■ **Work item**
Which of the lines below include "舆情风险指数"? Each one should be copied out.

--------

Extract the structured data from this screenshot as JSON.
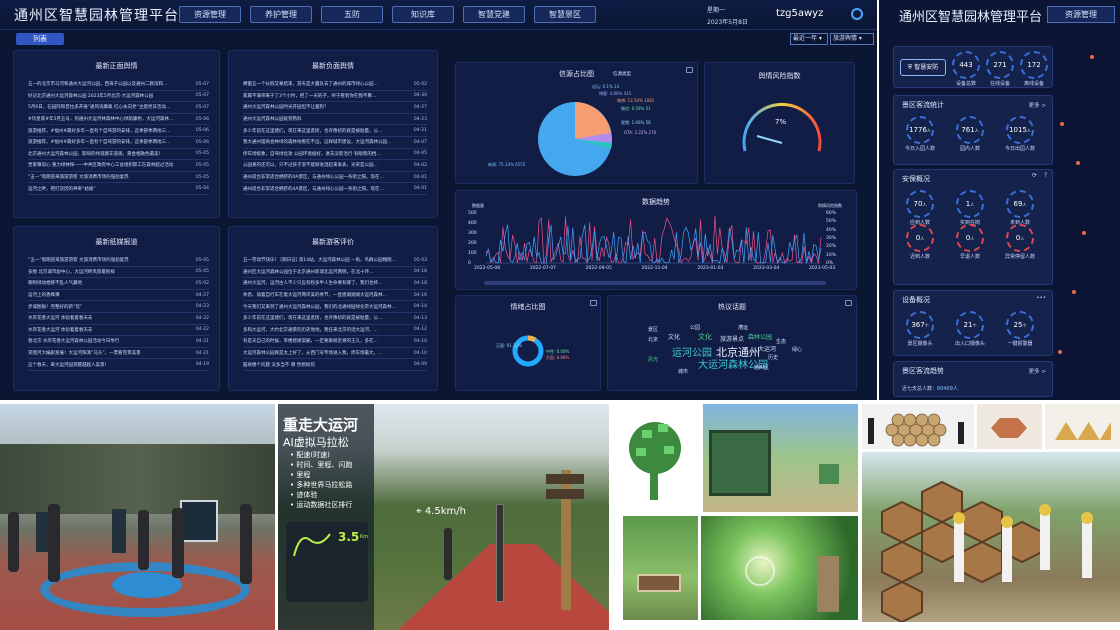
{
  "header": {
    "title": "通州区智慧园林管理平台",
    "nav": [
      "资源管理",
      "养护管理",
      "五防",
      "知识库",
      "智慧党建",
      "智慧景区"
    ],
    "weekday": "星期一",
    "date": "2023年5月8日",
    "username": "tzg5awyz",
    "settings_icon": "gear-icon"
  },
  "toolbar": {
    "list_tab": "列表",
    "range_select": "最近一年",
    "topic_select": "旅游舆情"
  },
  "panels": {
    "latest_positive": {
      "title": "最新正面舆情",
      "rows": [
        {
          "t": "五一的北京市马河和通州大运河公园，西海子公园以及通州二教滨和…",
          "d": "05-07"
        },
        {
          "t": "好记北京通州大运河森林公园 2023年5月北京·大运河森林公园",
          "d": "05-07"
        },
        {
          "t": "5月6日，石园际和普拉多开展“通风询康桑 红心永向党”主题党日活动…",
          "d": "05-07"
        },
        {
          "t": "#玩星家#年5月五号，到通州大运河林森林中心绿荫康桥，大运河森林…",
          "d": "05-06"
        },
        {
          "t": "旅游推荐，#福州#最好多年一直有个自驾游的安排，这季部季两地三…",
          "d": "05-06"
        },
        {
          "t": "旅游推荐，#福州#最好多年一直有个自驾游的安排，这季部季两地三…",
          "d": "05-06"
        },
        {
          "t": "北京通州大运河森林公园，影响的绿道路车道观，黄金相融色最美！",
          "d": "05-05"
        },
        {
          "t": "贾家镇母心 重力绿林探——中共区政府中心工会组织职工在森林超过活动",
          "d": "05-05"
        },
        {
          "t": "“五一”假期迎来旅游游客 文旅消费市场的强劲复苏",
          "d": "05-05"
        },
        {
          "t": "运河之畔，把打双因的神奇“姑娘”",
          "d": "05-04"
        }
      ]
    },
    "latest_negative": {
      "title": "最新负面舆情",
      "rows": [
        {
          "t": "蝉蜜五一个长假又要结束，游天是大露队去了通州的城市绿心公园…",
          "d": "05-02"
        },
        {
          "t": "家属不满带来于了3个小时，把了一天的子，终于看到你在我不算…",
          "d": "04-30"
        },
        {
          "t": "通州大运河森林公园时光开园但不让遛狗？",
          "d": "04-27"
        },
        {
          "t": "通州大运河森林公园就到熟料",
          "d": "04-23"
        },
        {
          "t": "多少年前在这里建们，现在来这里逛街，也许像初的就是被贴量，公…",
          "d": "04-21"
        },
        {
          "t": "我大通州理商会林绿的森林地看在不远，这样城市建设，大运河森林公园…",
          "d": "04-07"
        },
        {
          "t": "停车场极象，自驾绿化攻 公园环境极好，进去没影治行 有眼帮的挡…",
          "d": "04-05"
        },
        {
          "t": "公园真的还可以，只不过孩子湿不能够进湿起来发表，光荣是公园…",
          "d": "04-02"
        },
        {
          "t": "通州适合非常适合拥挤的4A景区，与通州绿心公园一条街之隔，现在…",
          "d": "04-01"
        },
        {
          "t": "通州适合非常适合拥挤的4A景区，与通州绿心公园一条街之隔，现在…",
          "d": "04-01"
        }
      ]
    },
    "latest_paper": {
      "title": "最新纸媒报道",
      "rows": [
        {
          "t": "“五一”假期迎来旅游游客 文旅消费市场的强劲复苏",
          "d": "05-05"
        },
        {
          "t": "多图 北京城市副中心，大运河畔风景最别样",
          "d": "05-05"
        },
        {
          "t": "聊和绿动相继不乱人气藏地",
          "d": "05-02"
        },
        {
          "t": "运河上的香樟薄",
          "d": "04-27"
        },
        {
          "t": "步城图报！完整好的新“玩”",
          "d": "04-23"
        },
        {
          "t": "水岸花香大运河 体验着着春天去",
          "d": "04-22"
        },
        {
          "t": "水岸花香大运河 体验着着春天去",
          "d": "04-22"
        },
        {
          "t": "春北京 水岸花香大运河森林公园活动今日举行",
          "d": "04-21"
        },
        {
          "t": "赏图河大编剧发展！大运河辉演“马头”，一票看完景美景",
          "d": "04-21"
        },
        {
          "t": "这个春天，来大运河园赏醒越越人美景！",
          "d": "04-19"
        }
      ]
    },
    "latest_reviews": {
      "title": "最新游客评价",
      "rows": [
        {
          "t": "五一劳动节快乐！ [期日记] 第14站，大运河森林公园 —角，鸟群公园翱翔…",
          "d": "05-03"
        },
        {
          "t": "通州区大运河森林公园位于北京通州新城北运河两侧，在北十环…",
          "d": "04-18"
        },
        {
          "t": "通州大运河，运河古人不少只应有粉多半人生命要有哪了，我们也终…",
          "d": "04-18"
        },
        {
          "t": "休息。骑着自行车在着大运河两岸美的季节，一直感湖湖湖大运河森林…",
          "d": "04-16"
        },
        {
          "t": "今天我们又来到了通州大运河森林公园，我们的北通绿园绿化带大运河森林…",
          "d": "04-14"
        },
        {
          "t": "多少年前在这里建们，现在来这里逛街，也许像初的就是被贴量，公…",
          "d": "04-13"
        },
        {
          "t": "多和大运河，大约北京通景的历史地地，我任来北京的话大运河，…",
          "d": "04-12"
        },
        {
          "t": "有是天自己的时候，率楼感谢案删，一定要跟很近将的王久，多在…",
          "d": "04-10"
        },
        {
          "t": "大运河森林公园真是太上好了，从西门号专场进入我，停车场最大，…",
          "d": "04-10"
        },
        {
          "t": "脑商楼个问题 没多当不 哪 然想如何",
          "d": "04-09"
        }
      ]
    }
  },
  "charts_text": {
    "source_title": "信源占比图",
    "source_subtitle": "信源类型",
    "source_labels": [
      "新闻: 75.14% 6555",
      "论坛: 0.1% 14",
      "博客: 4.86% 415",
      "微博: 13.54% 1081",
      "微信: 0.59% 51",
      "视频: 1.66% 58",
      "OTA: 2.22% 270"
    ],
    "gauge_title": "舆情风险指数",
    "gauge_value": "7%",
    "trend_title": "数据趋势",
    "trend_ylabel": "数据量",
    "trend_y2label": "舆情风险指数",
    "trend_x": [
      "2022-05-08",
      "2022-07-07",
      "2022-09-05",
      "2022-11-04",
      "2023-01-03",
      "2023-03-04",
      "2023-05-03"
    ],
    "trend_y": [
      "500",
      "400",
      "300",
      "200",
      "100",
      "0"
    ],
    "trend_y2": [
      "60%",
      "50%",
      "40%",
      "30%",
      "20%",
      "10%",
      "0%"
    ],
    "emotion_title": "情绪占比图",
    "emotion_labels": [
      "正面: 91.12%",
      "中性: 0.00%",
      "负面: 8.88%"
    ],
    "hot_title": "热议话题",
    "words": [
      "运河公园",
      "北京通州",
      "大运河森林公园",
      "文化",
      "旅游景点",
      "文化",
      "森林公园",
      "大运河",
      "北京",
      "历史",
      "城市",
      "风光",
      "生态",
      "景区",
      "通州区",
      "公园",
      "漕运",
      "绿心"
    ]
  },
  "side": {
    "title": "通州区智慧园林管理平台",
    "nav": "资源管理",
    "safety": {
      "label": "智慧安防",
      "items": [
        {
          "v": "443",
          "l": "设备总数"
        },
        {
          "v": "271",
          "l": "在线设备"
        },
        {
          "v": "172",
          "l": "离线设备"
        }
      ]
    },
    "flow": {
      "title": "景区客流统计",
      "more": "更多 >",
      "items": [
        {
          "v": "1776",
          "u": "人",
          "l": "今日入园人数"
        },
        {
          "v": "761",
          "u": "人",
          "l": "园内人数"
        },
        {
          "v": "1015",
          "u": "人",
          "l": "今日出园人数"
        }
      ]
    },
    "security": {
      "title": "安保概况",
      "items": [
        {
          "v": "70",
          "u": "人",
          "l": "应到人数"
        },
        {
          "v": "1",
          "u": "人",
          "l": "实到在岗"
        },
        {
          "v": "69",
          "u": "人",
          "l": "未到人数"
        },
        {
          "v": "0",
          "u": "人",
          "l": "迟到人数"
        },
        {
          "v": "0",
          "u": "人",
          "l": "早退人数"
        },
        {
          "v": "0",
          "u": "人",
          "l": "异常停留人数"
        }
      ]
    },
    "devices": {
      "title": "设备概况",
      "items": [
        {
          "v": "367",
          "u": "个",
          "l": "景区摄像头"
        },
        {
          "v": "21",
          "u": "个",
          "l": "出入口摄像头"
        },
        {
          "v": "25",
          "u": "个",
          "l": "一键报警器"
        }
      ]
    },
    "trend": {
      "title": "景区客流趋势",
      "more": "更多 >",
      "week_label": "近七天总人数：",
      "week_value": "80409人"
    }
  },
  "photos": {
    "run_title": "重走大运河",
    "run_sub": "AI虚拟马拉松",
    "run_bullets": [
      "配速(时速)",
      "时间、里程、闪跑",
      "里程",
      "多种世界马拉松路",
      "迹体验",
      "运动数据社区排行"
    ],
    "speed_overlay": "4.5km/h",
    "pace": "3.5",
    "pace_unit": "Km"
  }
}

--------

■ **Result**
    "gauge_title": "舆情风险指数",
    "trend_y2label": "舆情风险指数",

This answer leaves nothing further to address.